Speaking of satellite radio, XM and Clear Channel are doing an odd little dance. First, XM announced six new regional news and talk channels, powered by major Clear Channel news/talk outlets around the country. That strikes me as wrong: I thought sat radio was supposed to be an alternative. Well, that's not as odd as Clear Channel's major investment in XM. But this is--Clear Channel has pressured XM to run commercials on the handful of music channels that Clear Channel already runs on XM. Is Clear Channel trying to make money off those channels, or is it trying to make XM look bad by running spots?

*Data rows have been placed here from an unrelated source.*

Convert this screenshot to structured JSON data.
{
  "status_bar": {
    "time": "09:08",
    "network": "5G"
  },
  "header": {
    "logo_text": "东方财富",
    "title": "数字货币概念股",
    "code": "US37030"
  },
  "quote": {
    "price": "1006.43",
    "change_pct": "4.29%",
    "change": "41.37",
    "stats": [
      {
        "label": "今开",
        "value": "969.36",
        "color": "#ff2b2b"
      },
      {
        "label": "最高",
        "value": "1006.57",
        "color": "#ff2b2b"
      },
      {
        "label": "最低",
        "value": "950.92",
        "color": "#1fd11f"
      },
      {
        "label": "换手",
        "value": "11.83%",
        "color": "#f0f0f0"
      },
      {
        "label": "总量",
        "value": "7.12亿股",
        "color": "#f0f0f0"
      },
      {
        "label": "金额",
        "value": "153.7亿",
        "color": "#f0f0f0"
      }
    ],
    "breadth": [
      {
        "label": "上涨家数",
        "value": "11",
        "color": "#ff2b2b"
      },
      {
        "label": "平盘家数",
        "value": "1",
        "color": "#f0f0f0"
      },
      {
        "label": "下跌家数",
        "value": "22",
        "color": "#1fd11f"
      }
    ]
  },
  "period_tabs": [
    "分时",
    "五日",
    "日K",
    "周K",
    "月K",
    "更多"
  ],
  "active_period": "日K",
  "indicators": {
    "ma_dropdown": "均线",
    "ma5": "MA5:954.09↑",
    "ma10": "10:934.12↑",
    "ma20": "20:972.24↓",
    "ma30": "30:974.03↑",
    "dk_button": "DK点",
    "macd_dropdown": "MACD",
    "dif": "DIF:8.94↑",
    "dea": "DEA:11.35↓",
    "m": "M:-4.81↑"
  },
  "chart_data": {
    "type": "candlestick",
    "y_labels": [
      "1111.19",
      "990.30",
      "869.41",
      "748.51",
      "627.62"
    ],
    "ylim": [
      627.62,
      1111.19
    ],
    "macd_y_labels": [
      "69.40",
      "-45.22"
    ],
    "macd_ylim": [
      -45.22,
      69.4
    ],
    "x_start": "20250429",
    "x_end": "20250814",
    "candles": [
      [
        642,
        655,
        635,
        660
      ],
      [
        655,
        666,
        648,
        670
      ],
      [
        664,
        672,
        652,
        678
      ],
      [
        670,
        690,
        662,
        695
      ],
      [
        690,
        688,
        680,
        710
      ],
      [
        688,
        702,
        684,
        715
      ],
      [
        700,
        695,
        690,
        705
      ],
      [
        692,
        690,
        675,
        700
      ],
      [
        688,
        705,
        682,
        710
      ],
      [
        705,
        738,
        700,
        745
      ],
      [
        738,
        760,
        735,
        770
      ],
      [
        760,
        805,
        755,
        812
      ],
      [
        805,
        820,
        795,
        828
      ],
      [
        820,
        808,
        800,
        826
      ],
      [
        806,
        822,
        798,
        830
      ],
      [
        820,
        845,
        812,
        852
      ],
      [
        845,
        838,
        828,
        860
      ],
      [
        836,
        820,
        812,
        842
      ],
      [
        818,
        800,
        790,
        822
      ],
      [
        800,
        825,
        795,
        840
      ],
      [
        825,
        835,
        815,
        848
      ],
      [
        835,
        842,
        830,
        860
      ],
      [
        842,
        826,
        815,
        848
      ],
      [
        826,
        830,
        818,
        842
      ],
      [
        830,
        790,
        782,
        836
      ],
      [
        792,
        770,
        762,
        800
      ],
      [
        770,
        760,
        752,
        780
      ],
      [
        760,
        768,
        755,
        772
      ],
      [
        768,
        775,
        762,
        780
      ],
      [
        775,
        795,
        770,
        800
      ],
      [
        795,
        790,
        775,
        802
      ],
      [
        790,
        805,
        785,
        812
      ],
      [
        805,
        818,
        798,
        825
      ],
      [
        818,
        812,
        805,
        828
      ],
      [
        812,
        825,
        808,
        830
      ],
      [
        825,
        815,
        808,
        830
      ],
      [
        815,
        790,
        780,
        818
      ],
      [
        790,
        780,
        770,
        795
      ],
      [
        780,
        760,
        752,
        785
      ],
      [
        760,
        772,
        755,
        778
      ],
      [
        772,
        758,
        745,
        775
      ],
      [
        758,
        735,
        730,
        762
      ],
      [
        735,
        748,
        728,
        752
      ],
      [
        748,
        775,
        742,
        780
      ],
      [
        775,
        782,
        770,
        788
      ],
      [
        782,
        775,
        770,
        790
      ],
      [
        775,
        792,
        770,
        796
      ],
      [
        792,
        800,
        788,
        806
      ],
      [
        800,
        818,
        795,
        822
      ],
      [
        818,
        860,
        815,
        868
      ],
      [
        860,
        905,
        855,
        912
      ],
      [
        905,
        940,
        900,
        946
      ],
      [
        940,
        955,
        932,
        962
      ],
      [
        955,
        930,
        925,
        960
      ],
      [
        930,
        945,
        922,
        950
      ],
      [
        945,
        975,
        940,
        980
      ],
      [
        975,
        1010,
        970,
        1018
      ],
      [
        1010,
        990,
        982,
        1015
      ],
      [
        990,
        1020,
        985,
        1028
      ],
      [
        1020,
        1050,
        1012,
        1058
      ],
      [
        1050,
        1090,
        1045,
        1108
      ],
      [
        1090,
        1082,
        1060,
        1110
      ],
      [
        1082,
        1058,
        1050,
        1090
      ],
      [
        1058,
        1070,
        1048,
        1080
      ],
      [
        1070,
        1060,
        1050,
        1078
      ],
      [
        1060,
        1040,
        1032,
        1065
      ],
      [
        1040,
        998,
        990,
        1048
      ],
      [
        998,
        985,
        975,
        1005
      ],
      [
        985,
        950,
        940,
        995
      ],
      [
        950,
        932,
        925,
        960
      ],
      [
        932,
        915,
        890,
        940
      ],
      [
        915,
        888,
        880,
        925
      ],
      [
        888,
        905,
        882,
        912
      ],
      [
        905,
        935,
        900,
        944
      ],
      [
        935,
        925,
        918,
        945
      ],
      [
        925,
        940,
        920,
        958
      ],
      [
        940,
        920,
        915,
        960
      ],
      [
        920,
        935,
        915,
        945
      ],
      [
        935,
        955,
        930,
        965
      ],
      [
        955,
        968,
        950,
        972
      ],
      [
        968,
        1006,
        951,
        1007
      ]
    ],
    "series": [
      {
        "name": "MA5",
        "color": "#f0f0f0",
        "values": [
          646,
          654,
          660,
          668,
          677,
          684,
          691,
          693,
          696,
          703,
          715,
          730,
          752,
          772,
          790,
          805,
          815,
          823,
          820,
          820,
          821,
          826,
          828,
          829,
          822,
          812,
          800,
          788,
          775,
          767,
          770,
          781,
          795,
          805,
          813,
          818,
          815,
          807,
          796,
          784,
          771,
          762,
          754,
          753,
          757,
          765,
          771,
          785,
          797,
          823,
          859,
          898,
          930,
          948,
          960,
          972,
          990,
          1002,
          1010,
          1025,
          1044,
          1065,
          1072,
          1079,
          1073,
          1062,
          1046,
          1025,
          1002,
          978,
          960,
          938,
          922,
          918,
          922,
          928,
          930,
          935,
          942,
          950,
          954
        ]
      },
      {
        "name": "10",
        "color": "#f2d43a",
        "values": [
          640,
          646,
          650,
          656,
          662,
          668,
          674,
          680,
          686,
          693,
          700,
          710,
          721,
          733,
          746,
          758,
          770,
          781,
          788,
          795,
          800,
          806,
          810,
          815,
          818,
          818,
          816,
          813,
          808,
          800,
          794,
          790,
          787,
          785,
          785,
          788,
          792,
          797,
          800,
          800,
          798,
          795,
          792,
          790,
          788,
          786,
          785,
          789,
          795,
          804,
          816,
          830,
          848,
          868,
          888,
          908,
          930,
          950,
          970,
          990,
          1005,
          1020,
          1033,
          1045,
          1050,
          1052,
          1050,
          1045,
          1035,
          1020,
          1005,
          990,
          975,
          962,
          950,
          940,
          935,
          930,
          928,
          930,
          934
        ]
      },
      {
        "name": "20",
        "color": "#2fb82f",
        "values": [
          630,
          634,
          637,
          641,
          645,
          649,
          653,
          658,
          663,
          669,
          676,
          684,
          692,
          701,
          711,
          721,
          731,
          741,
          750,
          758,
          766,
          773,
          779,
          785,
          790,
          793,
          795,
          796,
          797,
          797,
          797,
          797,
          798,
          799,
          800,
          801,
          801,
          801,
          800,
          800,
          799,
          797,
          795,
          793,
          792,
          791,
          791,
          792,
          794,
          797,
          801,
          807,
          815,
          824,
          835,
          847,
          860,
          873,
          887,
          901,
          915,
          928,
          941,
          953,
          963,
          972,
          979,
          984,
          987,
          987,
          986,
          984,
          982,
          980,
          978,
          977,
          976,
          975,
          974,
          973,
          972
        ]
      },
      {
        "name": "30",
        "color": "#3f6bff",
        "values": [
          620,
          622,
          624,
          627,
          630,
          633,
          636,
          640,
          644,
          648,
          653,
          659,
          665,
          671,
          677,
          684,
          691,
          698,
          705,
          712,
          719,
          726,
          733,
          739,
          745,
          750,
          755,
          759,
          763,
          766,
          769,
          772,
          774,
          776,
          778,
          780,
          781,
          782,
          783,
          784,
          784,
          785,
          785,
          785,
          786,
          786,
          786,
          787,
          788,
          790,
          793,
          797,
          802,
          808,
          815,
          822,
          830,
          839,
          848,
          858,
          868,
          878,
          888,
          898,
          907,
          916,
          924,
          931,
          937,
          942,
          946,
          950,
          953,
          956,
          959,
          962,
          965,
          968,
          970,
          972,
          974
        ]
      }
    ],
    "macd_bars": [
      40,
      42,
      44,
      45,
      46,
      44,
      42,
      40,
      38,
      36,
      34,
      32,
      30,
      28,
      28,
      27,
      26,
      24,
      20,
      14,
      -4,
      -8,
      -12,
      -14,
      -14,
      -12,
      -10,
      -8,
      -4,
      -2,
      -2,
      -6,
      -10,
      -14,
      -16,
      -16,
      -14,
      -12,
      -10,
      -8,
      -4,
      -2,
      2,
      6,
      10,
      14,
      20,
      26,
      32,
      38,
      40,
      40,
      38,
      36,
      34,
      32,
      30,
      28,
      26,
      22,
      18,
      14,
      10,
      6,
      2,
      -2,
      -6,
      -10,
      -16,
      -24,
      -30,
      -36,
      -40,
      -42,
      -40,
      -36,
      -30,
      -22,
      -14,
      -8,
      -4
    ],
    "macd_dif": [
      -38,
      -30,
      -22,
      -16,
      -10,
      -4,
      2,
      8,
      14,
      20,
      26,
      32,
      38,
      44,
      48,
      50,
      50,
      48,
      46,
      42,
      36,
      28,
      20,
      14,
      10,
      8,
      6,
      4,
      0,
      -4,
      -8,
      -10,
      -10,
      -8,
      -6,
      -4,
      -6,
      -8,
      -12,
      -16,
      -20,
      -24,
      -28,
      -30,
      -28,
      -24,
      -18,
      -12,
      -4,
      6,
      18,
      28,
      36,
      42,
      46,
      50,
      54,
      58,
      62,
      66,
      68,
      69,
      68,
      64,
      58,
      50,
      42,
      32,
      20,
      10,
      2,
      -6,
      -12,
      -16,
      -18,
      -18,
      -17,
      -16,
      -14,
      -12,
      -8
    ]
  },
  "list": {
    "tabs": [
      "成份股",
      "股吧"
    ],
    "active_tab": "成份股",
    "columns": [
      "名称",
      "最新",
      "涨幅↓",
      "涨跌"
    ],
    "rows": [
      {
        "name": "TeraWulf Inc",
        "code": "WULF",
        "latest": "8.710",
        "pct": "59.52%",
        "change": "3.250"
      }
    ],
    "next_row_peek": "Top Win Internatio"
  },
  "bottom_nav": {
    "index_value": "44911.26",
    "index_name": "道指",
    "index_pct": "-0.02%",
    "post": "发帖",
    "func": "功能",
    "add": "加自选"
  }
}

Speaking of Volkswagen--OK, so I wasn't, but last week, I was. Remember that slick Google-powered navigation system? Well, that same VW lab has also cooked up this in-dash interface dubbed Gypsy. It feels like an OS desktop. Take a look at it. With so much OEM and aftermarket technology available today, it's starting to seem absurd that we can't pull it all together in one interface, so systems such as these can't come to market soon enough. But without interoperability standards, they'll just be a tease. VW says it gets it, but can the company make it happen?
Have you been burned by today's advanced car tech?
Toss your GPS nav unit. Sprint and InfoSpace have announced InfoSpace Find It, which may make you rethink that $2,400 in-dash nav system. Find It is one of a new breed of services that lets you use your phone to locate nearby restaurants, movies, gas stations, and so on with great precision, thanks to the GPS chip in your late-model phone. Then, using that same GPS technology, the phone guides you, turn by turn, to your selected destination. TeleNav is another provider to watch; its phone-based GPS nav is getting a lot of attention. For a few bucks a month, companies such as these are turning your phone into a very useful GPS nav unit and local directory, all mashed together. It easily hops from car to car, you can use it while walking, and you already own the hardware--nice.